TASK DESCRIPTION.
The data must be reproduced verbatim; images are to be omitted.

(EXERCISE INPUT)

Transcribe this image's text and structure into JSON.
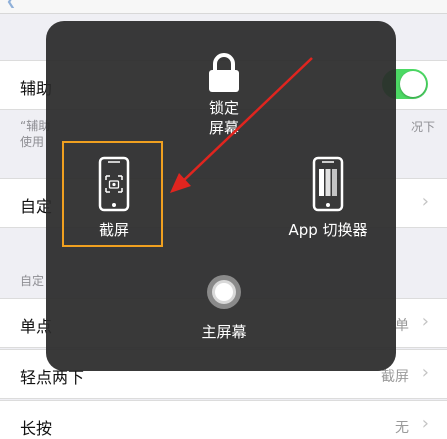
{
  "background": {
    "row_accessibility": {
      "label": "辅助"
    },
    "note": {
      "line1": "“辅助",
      "line2": "使用",
      "right": "况下"
    },
    "row_customize": {
      "label": "自定"
    },
    "section_custom_actions": {
      "header": "自定"
    },
    "row_single_tap": {
      "label": "单点",
      "value": "单"
    },
    "row_double_tap": {
      "label": "轻点两下",
      "value": "截屏"
    },
    "row_long_press": {
      "label": "长按",
      "value": "无"
    }
  },
  "menu": {
    "lock_screen": {
      "line1": "锁定",
      "line2": "屏幕",
      "icon": "lock-icon"
    },
    "screenshot": {
      "label": "截屏",
      "icon": "screenshot-phone-icon"
    },
    "app_switcher": {
      "label": "App 切换器",
      "icon": "app-switcher-icon"
    },
    "home": {
      "label": "主屏幕",
      "icon": "home-button-icon"
    }
  },
  "colors": {
    "toggle_on": "#4cd964",
    "highlight": "#f0a020",
    "arrow": "#e0251f",
    "overlay": "#2a2a2a"
  }
}
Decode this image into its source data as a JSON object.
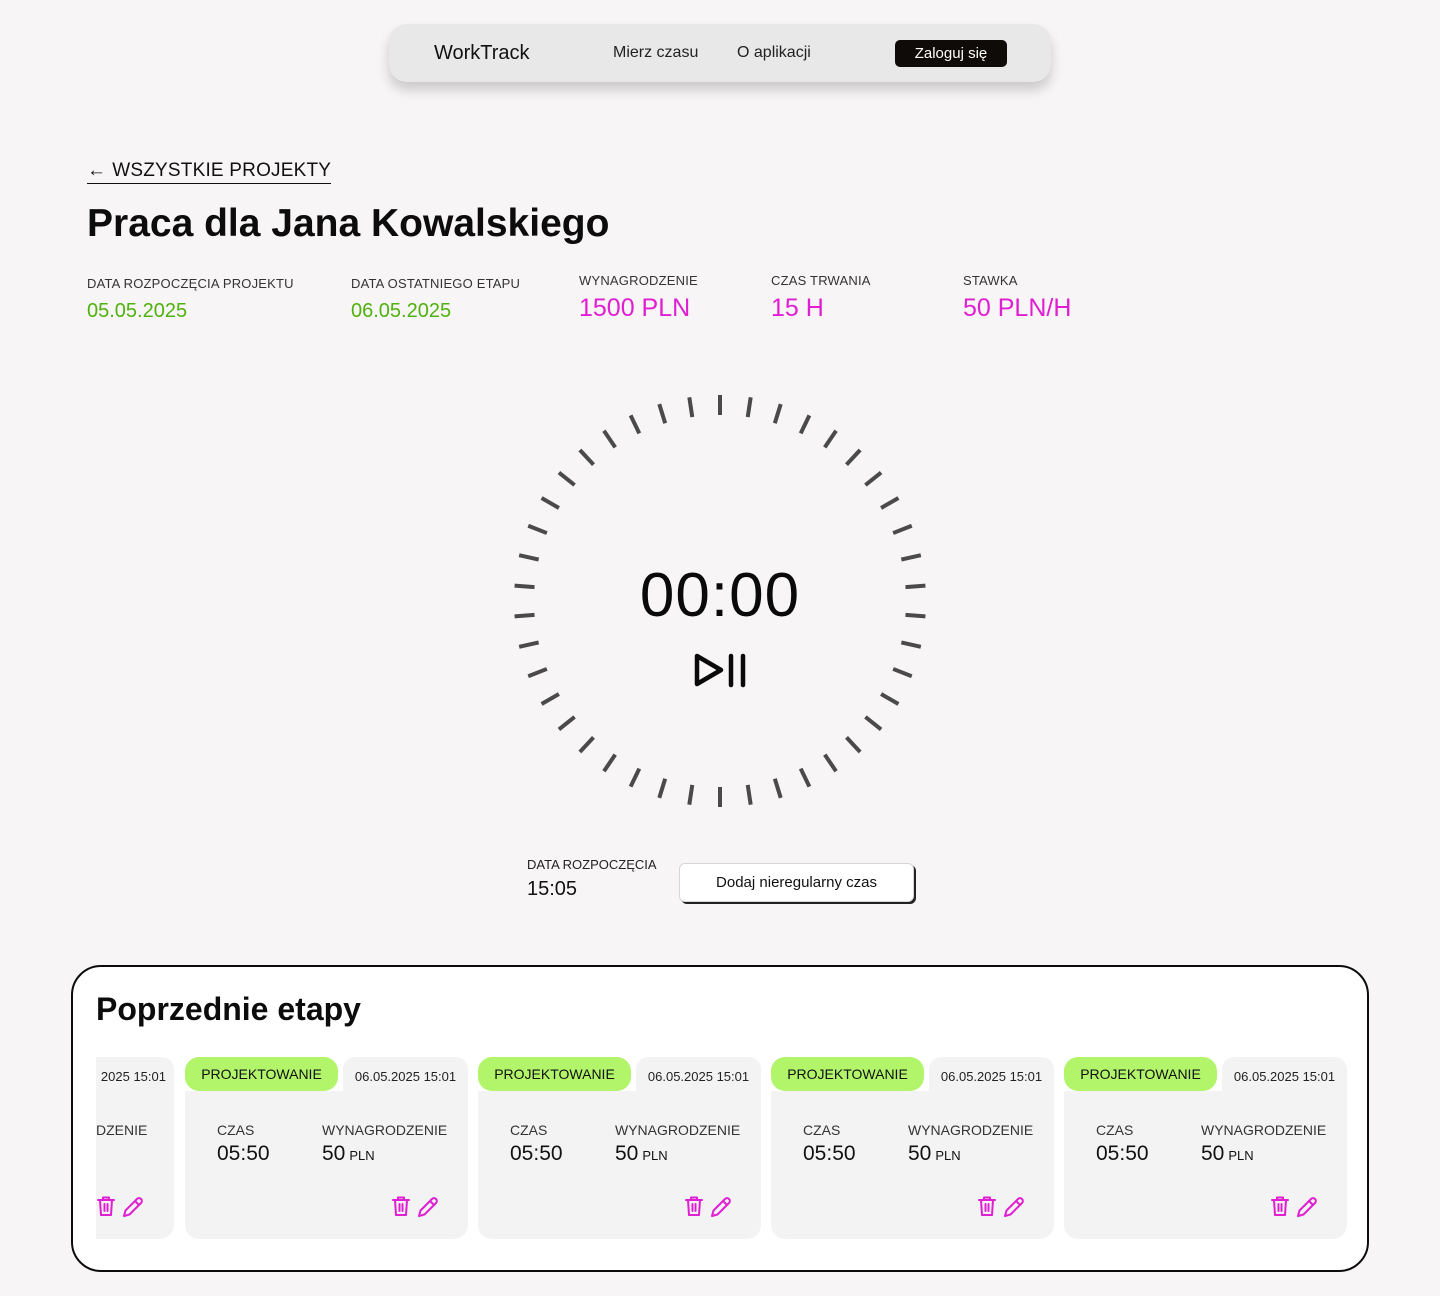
{
  "nav": {
    "brand": "WorkTrack",
    "links": [
      "Mierz czasu",
      "O aplikacji"
    ],
    "login": "Zaloguj się"
  },
  "back": {
    "arrow": "←",
    "label": "WSZYSTKIE PROJEKTY"
  },
  "project": {
    "title": "Praca dla Jana Kowalskiego",
    "stats": [
      {
        "label": "DATA ROZPOCZĘCIA PROJEKTU",
        "value": "05.05.2025"
      },
      {
        "label": "DATA OSTATNIEGO ETAPU",
        "value": "06.05.2025"
      },
      {
        "label": "WYNAGRODZENIE",
        "value": "1500 PLN"
      },
      {
        "label": "CZAS TRWANIA",
        "value": "15 H"
      },
      {
        "label": "STAWKA",
        "value": "50 PLN/H"
      }
    ]
  },
  "timer": {
    "time": "00:00",
    "start_label": "DATA ROZPOCZĘCIA",
    "start_value": "15:05",
    "add_button": "Dodaj nieregularny czas",
    "icon": "play-pause-icon"
  },
  "previous": {
    "title": "Poprzednie etapy",
    "partial_card": {
      "date": "2025 15:01",
      "label": "DZENIE"
    },
    "stages": [
      {
        "name": "PROJEKTOWANIE",
        "date": "06.05.2025 15:01",
        "time_label": "CZAS",
        "time": "05:50",
        "pay_label": "WYNAGRODZENIE",
        "pay": "50",
        "unit": "PLN"
      },
      {
        "name": "PROJEKTOWANIE",
        "date": "06.05.2025 15:01",
        "time_label": "CZAS",
        "time": "05:50",
        "pay_label": "WYNAGRODZENIE",
        "pay": "50",
        "unit": "PLN"
      },
      {
        "name": "PROJEKTOWANIE",
        "date": "06.05.2025 15:01",
        "time_label": "CZAS",
        "time": "05:50",
        "pay_label": "WYNAGRODZENIE",
        "pay": "50",
        "unit": "PLN"
      },
      {
        "name": "PROJEKTOWANIE",
        "date": "06.05.2025 15:01",
        "time_label": "CZAS",
        "time": "05:50",
        "pay_label": "WYNAGRODZENIE",
        "pay": "50",
        "unit": "PLN"
      }
    ],
    "icons": [
      "trash-icon",
      "pencil-icon"
    ]
  },
  "colors": {
    "green": "#4fb20e",
    "magenta": "#e01fd3",
    "pill": "#b2f56b"
  }
}
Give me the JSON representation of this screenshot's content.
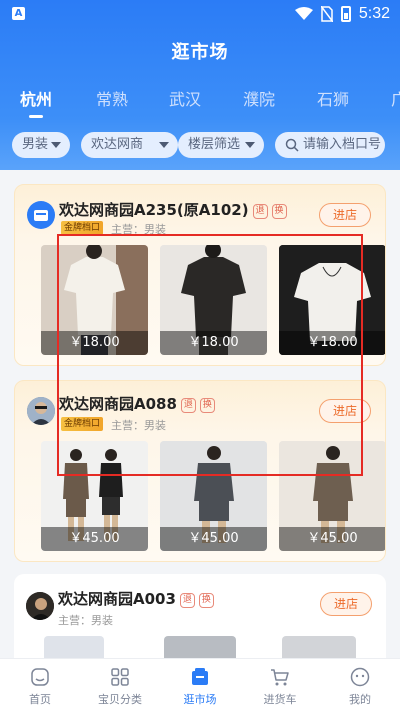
{
  "status_bar": {
    "time": "5:32",
    "app_icon_letter": "A"
  },
  "header": {
    "title": "逛市场"
  },
  "city_tabs": [
    {
      "label": "杭州",
      "active": true
    },
    {
      "label": "常熟",
      "active": false
    },
    {
      "label": "武汉",
      "active": false
    },
    {
      "label": "濮院",
      "active": false
    },
    {
      "label": "石狮",
      "active": false
    },
    {
      "label": "广",
      "active": false
    }
  ],
  "filters": {
    "gender": "男装",
    "market": "欢达网商",
    "floor": "楼层筛选",
    "search_placeholder": "请输入档口号"
  },
  "shops": [
    {
      "name": "欢达网商园A235(原A102)",
      "return_tag": "退",
      "exchange_tag": "换",
      "gold_badge": "金牌档口",
      "main_category": "主营：男装",
      "enter_label": "进店",
      "products": [
        {
          "price": "￥18.00"
        },
        {
          "price": "￥18.00"
        },
        {
          "price": "￥18.00"
        }
      ]
    },
    {
      "name": "欢达网商园A088",
      "return_tag": "退",
      "exchange_tag": "换",
      "gold_badge": "金牌档口",
      "main_category": "主营：男装",
      "enter_label": "进店",
      "products": [
        {
          "price": "￥45.00"
        },
        {
          "price": "￥45.00"
        },
        {
          "price": "￥45.00"
        }
      ]
    },
    {
      "name": "欢达网商园A003",
      "return_tag": "退",
      "exchange_tag": "换",
      "main_category": "主营：男装",
      "enter_label": "进店"
    }
  ],
  "bottom_nav": [
    {
      "label": "首页",
      "icon": "home-icon",
      "active": false
    },
    {
      "label": "宝贝分类",
      "icon": "grid-icon",
      "active": false
    },
    {
      "label": "逛市场",
      "icon": "market-icon",
      "active": true
    },
    {
      "label": "进货车",
      "icon": "cart-icon",
      "active": false
    },
    {
      "label": "我的",
      "icon": "profile-icon",
      "active": false
    }
  ],
  "colors": {
    "primary": "#2b7cf6",
    "accent_orange": "#ec6a2a",
    "highlight_red": "#e52b24"
  }
}
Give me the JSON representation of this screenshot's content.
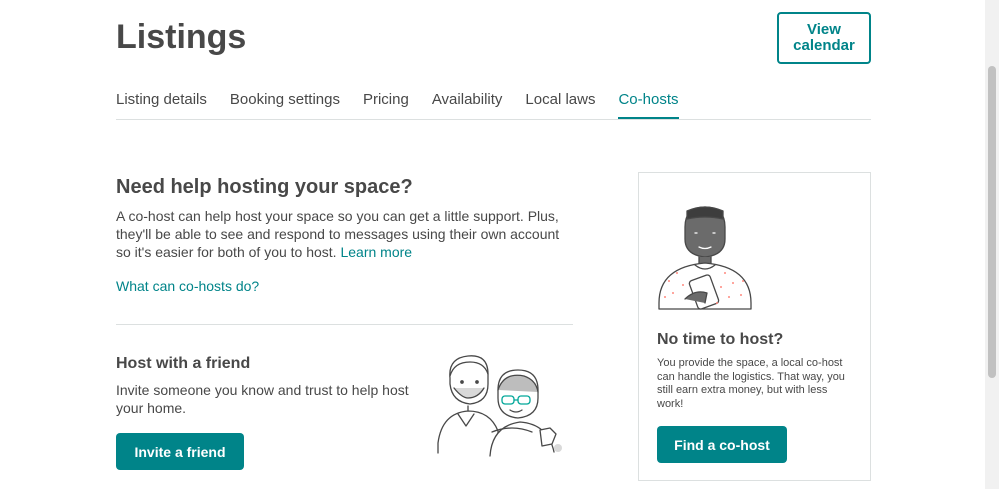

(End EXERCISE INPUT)

RESULT.
Transcribe this image's text and structure into JSON.
{
  "background": {
    "row_accessibility": {
      "label": "辅助"
    },
    "note": {
      "line1": "“辅助",
      "line2": "使用",
      "right": "况下"
    },
    "row_customize": {
      "label": "自定"
    },
    "section_custom_actions": {
      "header": "自定"
    },
    "row_single_tap": {
      "label": "单点",
      "value": "单"
    },
    "row_double_tap": {
      "label": "轻点两下",
      "value": "截屏"
    },
    "row_long_press": {
      "label": "长按",
      "value": "无"
    }
  },
  "menu": {
    "lock_screen": {
      "line1": "锁定",
      "line2": "屏幕",
      "icon": "lock-icon"
    },
    "screenshot": {
      "label": "截屏",
      "icon": "screenshot-phone-icon"
    },
    "app_switcher": {
      "label": "App 切换器",
      "icon": "app-switcher-icon"
    },
    "home": {
      "label": "主屏幕",
      "icon": "home-button-icon"
    }
  },
  "colors": {
    "toggle_on": "#4cd964",
    "highlight": "#f0a020",
    "arrow": "#e0251f",
    "overlay": "#2a2a2a"
  }
}
Decode this image into its source data as a JSON object.
{
  "nav": {
    "brand": "WorkTrack",
    "links": [
      "Mierz czasu",
      "O aplikacji"
    ],
    "login": "Zaloguj się"
  },
  "back": {
    "arrow": "←",
    "label": "WSZYSTKIE PROJEKTY"
  },
  "project": {
    "title": "Praca dla Jana Kowalskiego",
    "stats": [
      {
        "label": "DATA ROZPOCZĘCIA PROJEKTU",
        "value": "05.05.2025"
      },
      {
        "label": "DATA OSTATNIEGO ETAPU",
        "value": "06.05.2025"
      },
      {
        "label": "WYNAGRODZENIE",
        "value": "1500 PLN"
      },
      {
        "label": "CZAS TRWANIA",
        "value": "15 H"
      },
      {
        "label": "STAWKA",
        "value": "50 PLN/H"
      }
    ]
  },
  "timer": {
    "time": "00:00",
    "start_label": "DATA ROZPOCZĘCIA",
    "start_value": "15:05",
    "add_button": "Dodaj nieregularny czas",
    "icon": "play-pause-icon"
  },
  "previous": {
    "title": "Poprzednie etapy",
    "partial_card": {
      "date": "2025 15:01",
      "label": "DZENIE"
    },
    "stages": [
      {
        "name": "PROJEKTOWANIE",
        "date": "06.05.2025 15:01",
        "time_label": "CZAS",
        "time": "05:50",
        "pay_label": "WYNAGRODZENIE",
        "pay": "50",
        "unit": "PLN"
      },
      {
        "name": "PROJEKTOWANIE",
        "date": "06.05.2025 15:01",
        "time_label": "CZAS",
        "time": "05:50",
        "pay_label": "WYNAGRODZENIE",
        "pay": "50",
        "unit": "PLN"
      },
      {
        "name": "PROJEKTOWANIE",
        "date": "06.05.2025 15:01",
        "time_label": "CZAS",
        "time": "05:50",
        "pay_label": "WYNAGRODZENIE",
        "pay": "50",
        "unit": "PLN"
      },
      {
        "name": "PROJEKTOWANIE",
        "date": "06.05.2025 15:01",
        "time_label": "CZAS",
        "time": "05:50",
        "pay_label": "WYNAGRODZENIE",
        "pay": "50",
        "unit": "PLN"
      }
    ],
    "icons": [
      "trash-icon",
      "pencil-icon"
    ]
  },
  "colors": {
    "green": "#4fb20e",
    "magenta": "#e01fd3",
    "pill": "#b2f56b"
  }
}
Give me the JSON representation of this screenshot's content.
{
  "status_bar": {
    "time": "5:32",
    "app_icon_letter": "A"
  },
  "header": {
    "title": "逛市场"
  },
  "city_tabs": [
    {
      "label": "杭州",
      "active": true
    },
    {
      "label": "常熟",
      "active": false
    },
    {
      "label": "武汉",
      "active": false
    },
    {
      "label": "濮院",
      "active": false
    },
    {
      "label": "石狮",
      "active": false
    },
    {
      "label": "广",
      "active": false
    }
  ],
  "filters": {
    "gender": "男装",
    "market": "欢达网商",
    "floor": "楼层筛选",
    "search_placeholder": "请输入档口号"
  },
  "shops": [
    {
      "name": "欢达网商园A235(原A102)",
      "return_tag": "退",
      "exchange_tag": "换",
      "gold_badge": "金牌档口",
      "main_category": "主营：男装",
      "enter_label": "进店",
      "products": [
        {
          "price": "￥18.00"
        },
        {
          "price": "￥18.00"
        },
        {
          "price": "￥18.00"
        }
      ]
    },
    {
      "name": "欢达网商园A088",
      "return_tag": "退",
      "exchange_tag": "换",
      "gold_badge": "金牌档口",
      "main_category": "主营：男装",
      "enter_label": "进店",
      "products": [
        {
          "price": "￥45.00"
        },
        {
          "price": "￥45.00"
        },
        {
          "price": "￥45.00"
        }
      ]
    },
    {
      "name": "欢达网商园A003",
      "return_tag": "退",
      "exchange_tag": "换",
      "main_category": "主营：男装",
      "enter_label": "进店"
    }
  ],
  "bottom_nav": [
    {
      "label": "首页",
      "icon": "home-icon",
      "active": false
    },
    {
      "label": "宝贝分类",
      "icon": "grid-icon",
      "active": false
    },
    {
      "label": "逛市场",
      "icon": "market-icon",
      "active": true
    },
    {
      "label": "进货车",
      "icon": "cart-icon",
      "active": false
    },
    {
      "label": "我的",
      "icon": "profile-icon",
      "active": false
    }
  ],
  "colors": {
    "primary": "#2b7cf6",
    "accent_orange": "#ec6a2a",
    "highlight_red": "#e52b24"
  }
}
Give me the JSON representation of this screenshot's content.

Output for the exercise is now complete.